• **About this task**
Copy every line from the records below that holds the word "value".

(Data records)
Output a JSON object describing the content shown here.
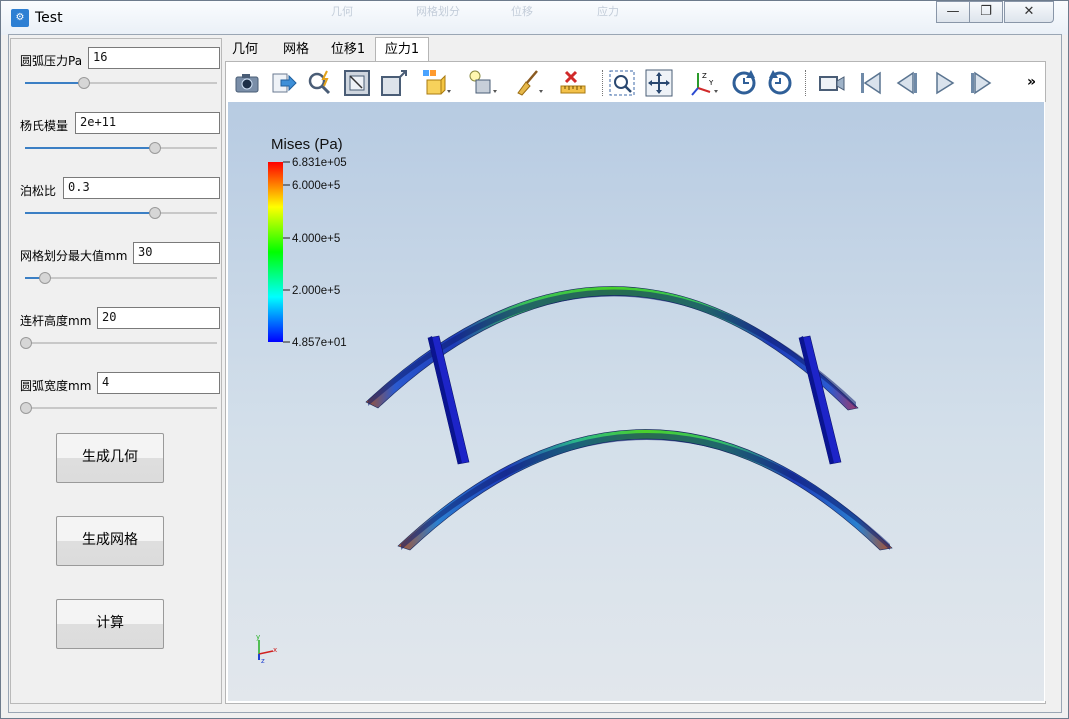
{
  "window": {
    "title": "Test",
    "app_icon_text": "⚙"
  },
  "background_tabs": [
    "几何",
    "网格划分",
    "位移",
    "应力"
  ],
  "controls": {
    "minimize": "—",
    "maximize": "❐",
    "close": "✕"
  },
  "params": [
    {
      "label": "圆弧压力Pa",
      "value": "16",
      "slider": 0.3
    },
    {
      "label": "杨氏模量",
      "value": "2e+11",
      "slider": 0.67
    },
    {
      "label": "泊松比",
      "value": "0.3",
      "slider": 0.67
    },
    {
      "label": "网格划分最大值mm",
      "value": "30",
      "slider": 0.1
    },
    {
      "label": "连杆高度mm",
      "value": "20",
      "slider": 0.0
    },
    {
      "label": "圆弧宽度mm",
      "value": "4",
      "slider": 0.0
    }
  ],
  "buttons": {
    "geometry": "生成几何",
    "mesh": "生成网格",
    "compute": "计算"
  },
  "tabs": [
    {
      "label": "几何",
      "active": false
    },
    {
      "label": "网格",
      "active": false
    },
    {
      "label": "位移1",
      "active": false
    },
    {
      "label": "应力1",
      "active": true
    }
  ],
  "toolbar": [
    {
      "name": "screenshot-icon"
    },
    {
      "name": "export-icon"
    },
    {
      "name": "pick-icon"
    },
    {
      "name": "fit-frame-icon"
    },
    {
      "name": "box-view-icon"
    },
    {
      "name": "color-box-icon"
    },
    {
      "name": "bulb-box-icon"
    },
    {
      "name": "broom-icon"
    },
    {
      "name": "ruler-x-icon"
    },
    {
      "name": "zoom-select-icon"
    },
    {
      "name": "move-icon"
    },
    {
      "name": "axes-icon"
    },
    {
      "name": "rotate-cw-icon"
    },
    {
      "name": "rotate-ccw-icon"
    },
    {
      "name": "camera-icon"
    },
    {
      "name": "first-frame-icon"
    },
    {
      "name": "prev-frame-icon"
    },
    {
      "name": "play-icon"
    },
    {
      "name": "last-frame-icon"
    }
  ],
  "toolbar_overflow": "»",
  "legend": {
    "title": "Mises (Pa)",
    "ticks": [
      "6.831e+05",
      "6.000e+5",
      "4.000e+5",
      "2.000e+5",
      "4.857e+01"
    ],
    "colors": [
      "#ff0000",
      "#ffff00",
      "#00ff00",
      "#00ffff",
      "#0000ff"
    ]
  },
  "axes_labels": [
    "y",
    "x",
    "z"
  ]
}
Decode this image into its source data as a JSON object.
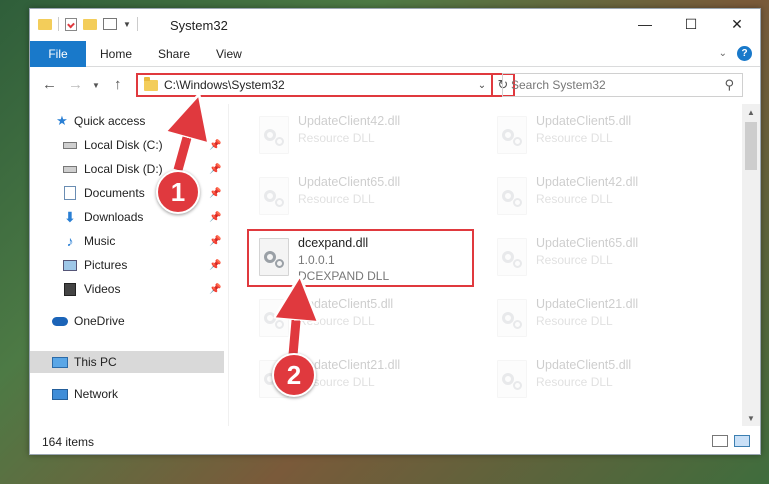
{
  "window": {
    "title": "System32",
    "controls": {
      "minimize": "—",
      "maximize": "☐",
      "close": "✕"
    }
  },
  "ribbon": {
    "tabs": [
      "File",
      "Home",
      "Share",
      "View"
    ]
  },
  "navigation": {
    "address": "C:\\Windows\\System32",
    "search_placeholder": "Search System32"
  },
  "sidebar": {
    "items": [
      {
        "label": "Quick access",
        "icon": "star-icon",
        "pinned": false
      },
      {
        "label": "Local Disk (C:)",
        "icon": "drive-icon",
        "pinned": true
      },
      {
        "label": "Local Disk (D:)",
        "icon": "drive-icon",
        "pinned": true
      },
      {
        "label": "Documents",
        "icon": "documents-icon",
        "pinned": true
      },
      {
        "label": "Downloads",
        "icon": "download-icon",
        "pinned": true
      },
      {
        "label": "Music",
        "icon": "music-icon",
        "pinned": true
      },
      {
        "label": "Pictures",
        "icon": "pictures-icon",
        "pinned": true
      },
      {
        "label": "Videos",
        "icon": "videos-icon",
        "pinned": true
      },
      {
        "label": "OneDrive",
        "icon": "cloud-icon",
        "pinned": false
      },
      {
        "label": "This PC",
        "icon": "computer-icon",
        "pinned": false,
        "selected": true
      },
      {
        "label": "Network",
        "icon": "network-icon",
        "pinned": false
      }
    ]
  },
  "files": [
    {
      "name": "UpdateClient42.dll",
      "type": "Resource DLL",
      "faded": true
    },
    {
      "name": "UpdateClient5.dll",
      "type": "Resource DLL",
      "faded": true
    },
    {
      "name": "UpdateClient65.dll",
      "type": "Resource DLL",
      "faded": true
    },
    {
      "name": "UpdateClient42.dll",
      "type": "Resource DLL",
      "faded": true
    },
    {
      "name": "dcexpand.dll",
      "version": "1.0.0.1",
      "type": "DCEXPAND DLL",
      "faded": false
    },
    {
      "name": "UpdateClient65.dll",
      "type": "Resource DLL",
      "faded": true
    },
    {
      "name": "UpdateClient5.dll",
      "type": "Resource DLL",
      "faded": true
    },
    {
      "name": "UpdateClient21.dll",
      "type": "Resource DLL",
      "faded": true
    },
    {
      "name": "UpdateClient21.dll",
      "type": "Resource DLL",
      "faded": true
    },
    {
      "name": "UpdateClient5.dll",
      "type": "Resource DLL",
      "faded": true
    }
  ],
  "status": {
    "item_count": "164 items"
  },
  "annotations": {
    "step1": "1",
    "step2": "2",
    "color": "#e0393e"
  }
}
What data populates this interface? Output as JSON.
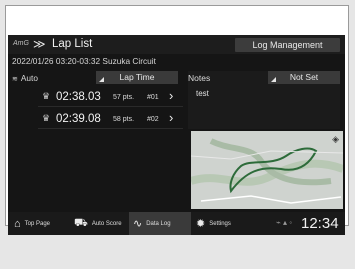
{
  "header": {
    "brand": "AmG",
    "chevron": "≫",
    "title": "Lap List",
    "log_management": "Log Management"
  },
  "session": {
    "datetime_track": "2022/01/26 03:20-03:32 Suzuka Circuit",
    "auto_label": "Auto"
  },
  "lap_list": {
    "sort_label": "Lap Time",
    "laps": [
      {
        "time": "02:38.03",
        "points": "57 pts.",
        "rank": "#01"
      },
      {
        "time": "02:39.08",
        "points": "58 pts.",
        "rank": "#02"
      }
    ]
  },
  "notes": {
    "header": "Notes",
    "status_btn": "Not Set",
    "text": "test"
  },
  "map": {
    "layers_icon": "layers-icon"
  },
  "nav": {
    "items": [
      {
        "label": "Top Page",
        "icon": "home-icon"
      },
      {
        "label": "Auto Score",
        "icon": "car-icon"
      },
      {
        "label": "Data Log",
        "icon": "data-log-icon"
      },
      {
        "label": "Settings",
        "icon": "gear-icon"
      }
    ]
  },
  "status_bar": {
    "clock": "12:34"
  }
}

• **Exercise solution**
      "value": "16",
      "value": "2e+11",
      "value": "0.3",
      "value": "30",
      "value": "20",
      "value": "4",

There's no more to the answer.